The Snap-T (its original name) goes by a few different names and has a few different variations--the Pulley Cast, The Windcutter Cast, the Snap-C, the Circle Cast are four that you'll often hear. This past summer when I met with Dec Hogan to test his new line of rods he told me the story of its development:

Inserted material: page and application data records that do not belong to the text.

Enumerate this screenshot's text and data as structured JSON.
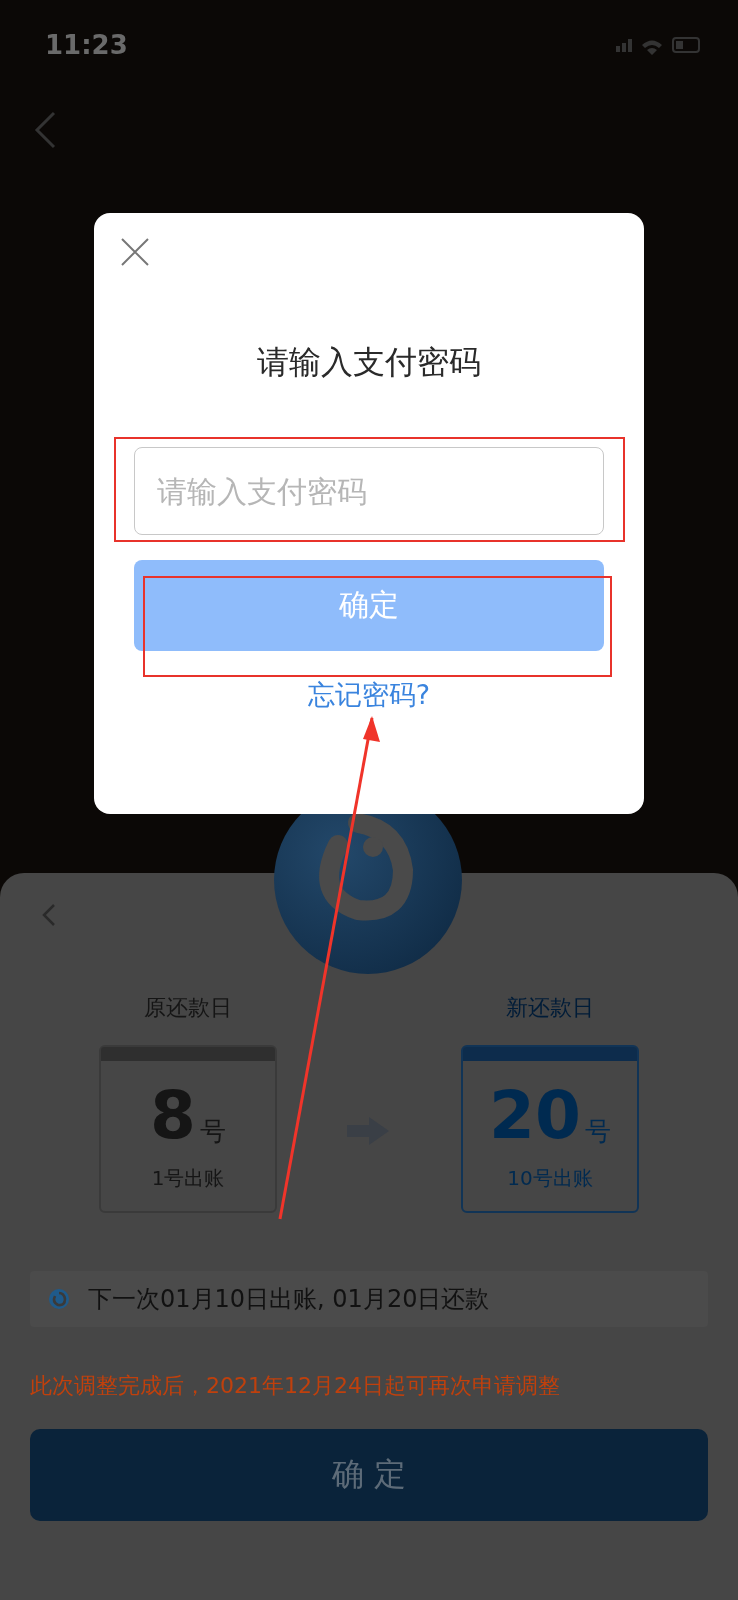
{
  "status_bar": {
    "time": "11:23"
  },
  "dialog": {
    "title": "请输入支付密码",
    "password_field": {
      "placeholder": "请输入支付密码"
    },
    "confirm_button": {
      "label": "确定",
      "disabled": true
    },
    "forgot_link": "忘记密码?"
  },
  "sheet": {
    "old_day": {
      "label": "原还款日",
      "day": "8",
      "unit": "号",
      "billing": "1号出账",
      "selected": false
    },
    "new_day": {
      "label": "新还款日",
      "day": "20",
      "unit": "号",
      "billing": "10号出账",
      "selected": true
    },
    "next_bill": "下一次01月10日出账, 01月20日还款",
    "notice": "此次调整完成后，2021年12月24日起可再次申请调整",
    "confirm_button": "确 定"
  },
  "annotations": [
    {
      "kind": "box"
    },
    {
      "kind": "box"
    },
    {
      "kind": "arrow"
    }
  ]
}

The original cast was developed back in the late 80s by Washington State steelie guides John Farrar and Dec Hogan. Both saw a casting demo by Tom White at a trade fair. During the demo White would use the "snap" motion to draw his line back towards him so that he could catch it to change flies, fix wind knots, or simply make an impression on the audience. Farrar and Hogan thought they might by able to do something with this move and a Spey rod. Farrar messed about with the basics, combining the "snap" with a single Spey, and showed it to Hogan. Hogan worked on refining it, and the two soon after showed it to Sage Rep George Cook, who named it the Snap-T. At the time the guys were using shooting heads with their Spey rods (the original custom made versions of what was to become the RIO Windcutter) and when Vincent came out with the WC the line and method were brought together as a potent casting tool on the Winter steelhead rivers. Later guide Scott O'Donnell modified the cast into the Snap-C or Circle Cast, and Ed Ward has come up with a variation that I believe is known as the Periwinkle. I should note that although the cast is seen most often used with WC lines, it also works quite well with long-bellied Spey lines although you need to adjust your set-up and timing.

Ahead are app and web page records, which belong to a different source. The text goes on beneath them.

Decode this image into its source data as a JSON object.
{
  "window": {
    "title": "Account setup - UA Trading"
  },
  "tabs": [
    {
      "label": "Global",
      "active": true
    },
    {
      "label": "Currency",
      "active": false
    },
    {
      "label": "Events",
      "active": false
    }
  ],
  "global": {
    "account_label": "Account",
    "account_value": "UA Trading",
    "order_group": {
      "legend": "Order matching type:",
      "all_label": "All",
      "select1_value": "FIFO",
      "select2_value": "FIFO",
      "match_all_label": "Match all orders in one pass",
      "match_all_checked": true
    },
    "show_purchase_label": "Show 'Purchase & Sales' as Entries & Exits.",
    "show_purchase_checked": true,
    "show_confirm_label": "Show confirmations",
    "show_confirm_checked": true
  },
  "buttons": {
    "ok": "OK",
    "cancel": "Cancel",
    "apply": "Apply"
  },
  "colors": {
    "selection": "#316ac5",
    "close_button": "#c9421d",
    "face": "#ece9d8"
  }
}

In the "casting videos" section of my web site there is some footage of Dec Hogan making a reverse Snap-T for those that are interested.